Price & conclusion
I must reiterate that you should probably not consider this phone unless you do not mind going through the hassle of installing Google Play Services, or dealing with the consequences of failing to do so. Apps, Google or not, will break. And if you don’t care about apps breaking you probably shouldn’t be purchasing a thousand-dollar smartphone in the first place.
But, even ignoring the the issue of the lack of Google Services, I find the Huawei P40 to be a tough sell. Again, the phone costs S$1,048. And for that price, you expect certain things from a phone. You expect proper IP67/IP68 water resistance instead of the P40’s IP53. A higher resolution or higher refresh rate screen. And a much better speaker setup than a single bottom-firing one.
As an example, you can currently get the OnePlus 7 Pro for S$799. The OnePlus has a much better stereo speaker setup than the P40, and faster 30W charging. Most notably, it has a far superior, higher resolution and 90Hz high refresh rate screen. Granted, that phone has slightly worse performance, but that won’t be noticeable in real-world usage. Image quality may not be as good, but it is still good enough and it has the same flexible wide-ultrawide-telephoto lens setup as the P40. And while it doesn’t have an official IP rating, it is still water resistant, which is about as good as an IP53 rating anyway.
If you don’t mind topping up an additional S$250, you can get the Samsung Galaxy S20, which has a higher resolution, high refresh rate display, IP68 rating, equally excellent cameras, and an excellent stereo speaker setup. Samsung also commits to regular, monthly security updates, as well as OS updates.
If you’re still dead-set on Huawei, I recommend you check out the P40 Pro. It’s got the higher resolution, higher refresh rate screen, IP68 rating, a crazy periscope telephoto camera, but still no stereo speakers. It will set you back an additional S$400 though, and of course, the Google penalty still applies.
So in conclusion, I cannot recommend the Huawei P40 without Google Services, and even with Google Services, I find it a little hard to recommend. Maybe you’re sold on Huawei’s cameras, but I can’t recommend this phone, at this price point, just for its cameras. The lack of a high resolution, high refresh rate screen, a proper IP rating, and that single bottom firing speaker is simply too much compromise for a thousand dollars.

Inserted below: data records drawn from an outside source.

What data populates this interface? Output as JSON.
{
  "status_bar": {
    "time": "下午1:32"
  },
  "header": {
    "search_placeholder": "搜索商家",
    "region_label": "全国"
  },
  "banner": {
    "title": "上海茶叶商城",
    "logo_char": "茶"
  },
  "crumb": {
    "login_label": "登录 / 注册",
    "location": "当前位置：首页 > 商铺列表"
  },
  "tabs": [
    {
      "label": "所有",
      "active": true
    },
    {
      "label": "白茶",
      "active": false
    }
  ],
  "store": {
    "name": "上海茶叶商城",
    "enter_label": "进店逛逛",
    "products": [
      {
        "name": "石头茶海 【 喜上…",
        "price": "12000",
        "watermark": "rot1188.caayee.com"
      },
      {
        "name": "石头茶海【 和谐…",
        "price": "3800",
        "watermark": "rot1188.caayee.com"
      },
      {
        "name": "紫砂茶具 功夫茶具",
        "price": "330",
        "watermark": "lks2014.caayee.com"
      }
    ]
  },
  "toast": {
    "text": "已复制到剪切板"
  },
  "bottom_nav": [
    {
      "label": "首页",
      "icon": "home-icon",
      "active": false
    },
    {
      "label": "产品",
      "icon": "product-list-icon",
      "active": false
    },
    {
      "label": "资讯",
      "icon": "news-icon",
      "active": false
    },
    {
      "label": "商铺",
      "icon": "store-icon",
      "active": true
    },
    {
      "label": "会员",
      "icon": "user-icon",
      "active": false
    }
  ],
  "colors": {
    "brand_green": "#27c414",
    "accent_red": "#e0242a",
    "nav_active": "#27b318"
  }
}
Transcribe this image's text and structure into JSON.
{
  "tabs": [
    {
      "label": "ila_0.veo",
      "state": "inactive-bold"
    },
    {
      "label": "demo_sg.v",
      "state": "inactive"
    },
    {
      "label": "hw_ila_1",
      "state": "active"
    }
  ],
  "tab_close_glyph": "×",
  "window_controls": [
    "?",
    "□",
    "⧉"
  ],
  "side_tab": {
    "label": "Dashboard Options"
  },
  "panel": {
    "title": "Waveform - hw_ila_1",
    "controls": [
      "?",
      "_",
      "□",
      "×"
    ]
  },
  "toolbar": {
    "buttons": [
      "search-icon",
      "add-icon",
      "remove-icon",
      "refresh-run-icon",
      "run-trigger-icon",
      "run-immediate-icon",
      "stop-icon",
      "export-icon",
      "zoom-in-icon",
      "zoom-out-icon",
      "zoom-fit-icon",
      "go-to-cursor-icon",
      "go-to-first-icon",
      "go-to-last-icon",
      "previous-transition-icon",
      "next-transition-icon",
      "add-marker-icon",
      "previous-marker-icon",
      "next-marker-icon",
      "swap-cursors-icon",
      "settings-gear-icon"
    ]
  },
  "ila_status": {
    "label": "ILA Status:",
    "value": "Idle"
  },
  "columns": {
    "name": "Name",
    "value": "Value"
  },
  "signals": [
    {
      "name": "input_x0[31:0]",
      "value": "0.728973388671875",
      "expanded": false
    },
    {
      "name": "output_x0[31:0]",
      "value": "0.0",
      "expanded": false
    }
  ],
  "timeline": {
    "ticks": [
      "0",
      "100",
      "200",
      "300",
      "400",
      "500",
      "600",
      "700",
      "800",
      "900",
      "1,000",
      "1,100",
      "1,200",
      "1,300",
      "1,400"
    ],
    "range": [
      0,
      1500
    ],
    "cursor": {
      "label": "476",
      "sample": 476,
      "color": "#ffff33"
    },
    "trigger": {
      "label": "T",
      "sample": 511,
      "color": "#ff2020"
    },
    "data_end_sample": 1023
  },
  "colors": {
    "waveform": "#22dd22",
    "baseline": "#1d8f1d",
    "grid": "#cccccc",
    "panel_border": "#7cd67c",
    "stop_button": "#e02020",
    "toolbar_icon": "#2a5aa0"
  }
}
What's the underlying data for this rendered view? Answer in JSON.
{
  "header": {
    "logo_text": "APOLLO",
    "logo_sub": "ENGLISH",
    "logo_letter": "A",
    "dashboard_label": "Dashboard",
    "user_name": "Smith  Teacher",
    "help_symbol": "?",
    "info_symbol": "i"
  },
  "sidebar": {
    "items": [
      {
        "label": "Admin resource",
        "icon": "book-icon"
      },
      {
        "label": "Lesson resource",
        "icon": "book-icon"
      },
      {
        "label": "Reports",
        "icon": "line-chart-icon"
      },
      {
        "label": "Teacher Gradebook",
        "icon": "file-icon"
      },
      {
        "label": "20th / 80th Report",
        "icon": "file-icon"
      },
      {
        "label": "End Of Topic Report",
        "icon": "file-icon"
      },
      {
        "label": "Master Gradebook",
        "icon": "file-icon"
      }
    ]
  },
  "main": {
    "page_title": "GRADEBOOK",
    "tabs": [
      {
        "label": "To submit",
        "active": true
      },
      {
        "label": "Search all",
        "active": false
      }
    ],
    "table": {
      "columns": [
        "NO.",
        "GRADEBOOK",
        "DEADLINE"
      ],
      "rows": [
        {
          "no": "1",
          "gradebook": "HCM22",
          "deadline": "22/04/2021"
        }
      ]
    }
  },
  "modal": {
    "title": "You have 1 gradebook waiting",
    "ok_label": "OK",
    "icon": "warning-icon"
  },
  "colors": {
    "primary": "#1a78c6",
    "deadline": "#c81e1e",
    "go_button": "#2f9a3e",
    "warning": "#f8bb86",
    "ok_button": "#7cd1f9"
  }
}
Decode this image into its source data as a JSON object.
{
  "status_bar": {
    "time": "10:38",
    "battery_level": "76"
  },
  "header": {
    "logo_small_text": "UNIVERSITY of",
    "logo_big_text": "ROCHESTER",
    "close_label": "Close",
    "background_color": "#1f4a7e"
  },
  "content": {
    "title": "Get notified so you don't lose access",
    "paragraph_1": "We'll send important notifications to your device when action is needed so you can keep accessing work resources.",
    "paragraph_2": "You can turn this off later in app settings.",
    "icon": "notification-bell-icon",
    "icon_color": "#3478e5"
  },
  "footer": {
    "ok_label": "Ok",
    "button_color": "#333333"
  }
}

But more importantly, you expect a smartphone to just work out of the box. And the Huawei P40 simply doesn’t.